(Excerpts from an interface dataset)
────────────────────
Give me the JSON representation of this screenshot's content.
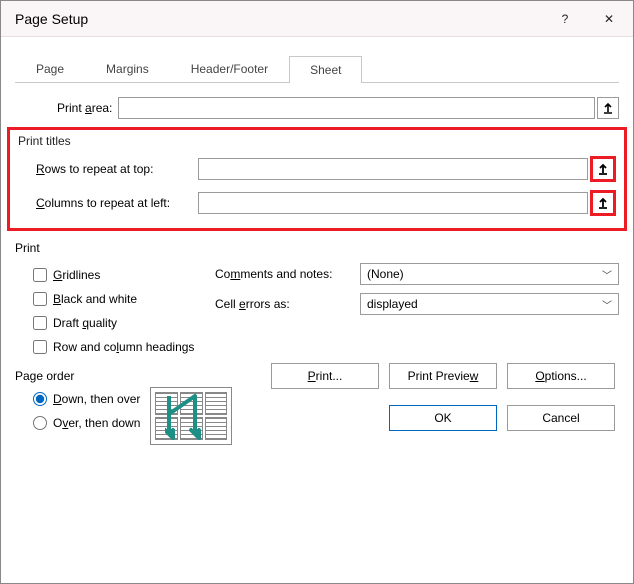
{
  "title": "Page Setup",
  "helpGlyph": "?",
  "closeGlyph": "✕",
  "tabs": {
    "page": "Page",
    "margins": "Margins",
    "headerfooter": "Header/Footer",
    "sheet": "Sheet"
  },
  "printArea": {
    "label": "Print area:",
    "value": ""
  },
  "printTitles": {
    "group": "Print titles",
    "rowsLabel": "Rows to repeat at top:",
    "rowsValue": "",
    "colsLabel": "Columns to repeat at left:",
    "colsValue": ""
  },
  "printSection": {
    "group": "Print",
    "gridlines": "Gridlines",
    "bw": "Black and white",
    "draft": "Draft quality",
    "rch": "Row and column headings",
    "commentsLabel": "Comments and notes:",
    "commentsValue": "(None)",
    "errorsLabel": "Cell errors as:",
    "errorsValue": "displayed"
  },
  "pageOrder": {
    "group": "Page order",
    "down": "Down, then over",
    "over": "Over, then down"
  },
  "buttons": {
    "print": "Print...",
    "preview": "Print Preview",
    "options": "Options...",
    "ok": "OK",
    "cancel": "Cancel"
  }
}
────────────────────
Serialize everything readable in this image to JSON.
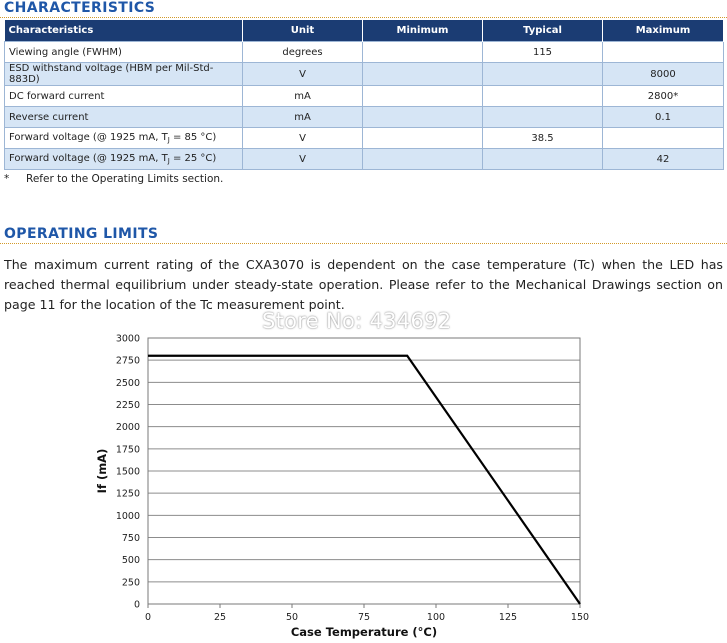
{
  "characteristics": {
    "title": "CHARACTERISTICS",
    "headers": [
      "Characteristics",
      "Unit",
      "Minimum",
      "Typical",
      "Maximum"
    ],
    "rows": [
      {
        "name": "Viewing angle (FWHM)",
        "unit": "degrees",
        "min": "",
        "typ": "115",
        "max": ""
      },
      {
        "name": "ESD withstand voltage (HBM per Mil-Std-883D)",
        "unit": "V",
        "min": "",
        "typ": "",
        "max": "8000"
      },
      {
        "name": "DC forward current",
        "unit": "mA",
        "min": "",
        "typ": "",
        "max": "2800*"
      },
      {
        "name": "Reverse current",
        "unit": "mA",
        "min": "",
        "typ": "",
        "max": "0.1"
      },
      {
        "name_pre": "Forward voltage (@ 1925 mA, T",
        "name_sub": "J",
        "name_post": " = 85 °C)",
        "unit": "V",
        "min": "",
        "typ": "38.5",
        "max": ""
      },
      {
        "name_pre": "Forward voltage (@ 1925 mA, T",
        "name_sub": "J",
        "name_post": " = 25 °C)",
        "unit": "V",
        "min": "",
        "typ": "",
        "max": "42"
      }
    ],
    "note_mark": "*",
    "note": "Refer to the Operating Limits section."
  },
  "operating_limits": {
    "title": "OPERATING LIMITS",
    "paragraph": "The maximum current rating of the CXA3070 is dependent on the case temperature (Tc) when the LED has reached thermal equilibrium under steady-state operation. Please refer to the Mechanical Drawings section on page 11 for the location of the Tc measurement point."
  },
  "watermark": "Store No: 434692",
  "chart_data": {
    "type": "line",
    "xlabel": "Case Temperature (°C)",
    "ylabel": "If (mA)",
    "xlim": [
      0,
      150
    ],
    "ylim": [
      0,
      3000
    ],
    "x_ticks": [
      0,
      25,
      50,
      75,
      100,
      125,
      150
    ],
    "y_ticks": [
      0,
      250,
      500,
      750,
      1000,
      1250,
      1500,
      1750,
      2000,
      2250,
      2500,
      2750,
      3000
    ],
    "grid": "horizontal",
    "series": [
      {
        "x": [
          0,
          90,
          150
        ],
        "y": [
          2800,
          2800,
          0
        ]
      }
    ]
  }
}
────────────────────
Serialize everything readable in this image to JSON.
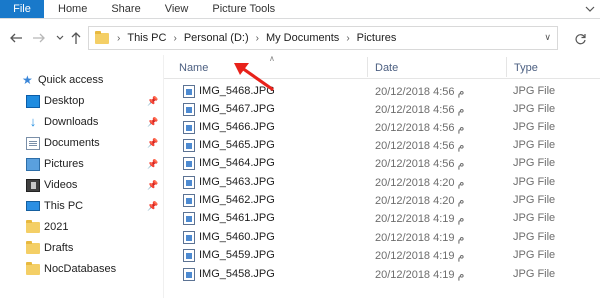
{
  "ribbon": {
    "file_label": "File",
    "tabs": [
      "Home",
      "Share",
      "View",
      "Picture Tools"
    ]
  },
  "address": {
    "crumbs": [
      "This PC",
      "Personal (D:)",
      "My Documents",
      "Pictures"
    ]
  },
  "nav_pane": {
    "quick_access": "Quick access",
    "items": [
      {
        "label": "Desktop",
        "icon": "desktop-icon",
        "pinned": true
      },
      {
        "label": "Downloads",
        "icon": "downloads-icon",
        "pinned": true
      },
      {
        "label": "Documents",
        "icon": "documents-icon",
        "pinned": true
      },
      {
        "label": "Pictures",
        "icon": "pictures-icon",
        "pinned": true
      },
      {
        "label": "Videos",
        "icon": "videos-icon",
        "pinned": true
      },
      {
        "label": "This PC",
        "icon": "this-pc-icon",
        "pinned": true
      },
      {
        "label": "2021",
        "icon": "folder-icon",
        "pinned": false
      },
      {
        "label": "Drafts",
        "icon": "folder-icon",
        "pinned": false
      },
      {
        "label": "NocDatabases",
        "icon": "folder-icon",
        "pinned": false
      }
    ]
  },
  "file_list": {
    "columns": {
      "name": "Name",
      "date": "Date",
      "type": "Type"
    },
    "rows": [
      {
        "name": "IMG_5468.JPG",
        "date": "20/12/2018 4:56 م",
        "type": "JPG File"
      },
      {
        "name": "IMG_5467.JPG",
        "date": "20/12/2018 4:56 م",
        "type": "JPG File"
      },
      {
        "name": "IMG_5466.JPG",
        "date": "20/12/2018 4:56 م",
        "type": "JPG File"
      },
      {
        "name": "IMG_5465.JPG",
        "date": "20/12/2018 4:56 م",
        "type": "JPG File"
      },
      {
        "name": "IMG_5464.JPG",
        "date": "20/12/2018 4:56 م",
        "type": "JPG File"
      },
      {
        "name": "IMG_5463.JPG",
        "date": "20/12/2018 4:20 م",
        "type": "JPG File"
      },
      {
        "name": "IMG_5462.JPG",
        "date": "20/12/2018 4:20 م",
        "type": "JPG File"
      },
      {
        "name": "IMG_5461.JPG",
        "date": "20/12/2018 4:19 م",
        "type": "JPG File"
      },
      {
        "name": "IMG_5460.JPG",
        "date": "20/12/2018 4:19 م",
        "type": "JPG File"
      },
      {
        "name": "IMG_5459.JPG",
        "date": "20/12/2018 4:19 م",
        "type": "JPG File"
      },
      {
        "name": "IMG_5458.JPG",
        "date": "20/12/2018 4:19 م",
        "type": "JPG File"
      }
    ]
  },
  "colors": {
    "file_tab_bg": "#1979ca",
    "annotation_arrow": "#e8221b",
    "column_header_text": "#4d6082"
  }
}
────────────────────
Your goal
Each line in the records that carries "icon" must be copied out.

Solution to the problem
        "icon": "desktop-icon",
        "icon": "downloads-icon",
        "icon": "documents-icon",
        "icon": "pictures-icon",
        "icon": "videos-icon",
        "icon": "this-pc-icon",
        "icon": "folder-icon",
        "icon": "folder-icon",
        "icon": "folder-icon",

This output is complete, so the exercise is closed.